> _WHAT IS NEEDED_
What you give back should match the listing word for word.

> _DATA SUPPLIED_
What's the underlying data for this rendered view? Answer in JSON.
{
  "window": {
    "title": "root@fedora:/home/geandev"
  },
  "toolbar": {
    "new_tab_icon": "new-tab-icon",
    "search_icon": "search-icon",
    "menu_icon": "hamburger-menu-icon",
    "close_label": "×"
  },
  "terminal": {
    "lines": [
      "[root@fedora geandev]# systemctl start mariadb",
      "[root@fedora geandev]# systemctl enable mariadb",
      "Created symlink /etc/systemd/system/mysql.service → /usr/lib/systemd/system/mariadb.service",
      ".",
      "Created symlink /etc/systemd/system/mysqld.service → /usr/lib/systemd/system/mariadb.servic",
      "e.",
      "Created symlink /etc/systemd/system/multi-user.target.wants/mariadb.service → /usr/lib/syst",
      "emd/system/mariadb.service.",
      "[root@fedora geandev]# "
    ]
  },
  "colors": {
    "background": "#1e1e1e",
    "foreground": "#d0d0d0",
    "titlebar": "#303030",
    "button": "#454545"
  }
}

> _WRITTEN RESPONSE_
What's the underlying data for this rendered view? Answer in JSON.
{
  "window": {
    "title": "root@fedora:/home/geandev"
  },
  "toolbar": {
    "new_tab_icon": "new-tab-icon",
    "search_icon": "search-icon",
    "menu_icon": "hamburger-menu-icon",
    "close_label": "×"
  },
  "terminal": {
    "lines": [
      "[root@fedora geandev]# systemctl start mariadb",
      "[root@fedora geandev]# systemctl enable mariadb",
      "Created symlink /etc/systemd/system/mysql.service → /usr/lib/systemd/system/mariadb.service",
      ".",
      "Created symlink /etc/systemd/system/mysqld.service → /usr/lib/systemd/system/mariadb.servic",
      "e.",
      "Created symlink /etc/systemd/system/multi-user.target.wants/mariadb.service → /usr/lib/syst",
      "emd/system/mariadb.service.",
      "[root@fedora geandev]# "
    ]
  },
  "colors": {
    "background": "#1e1e1e",
    "foreground": "#d0d0d0",
    "titlebar": "#303030",
    "button": "#454545"
  }
}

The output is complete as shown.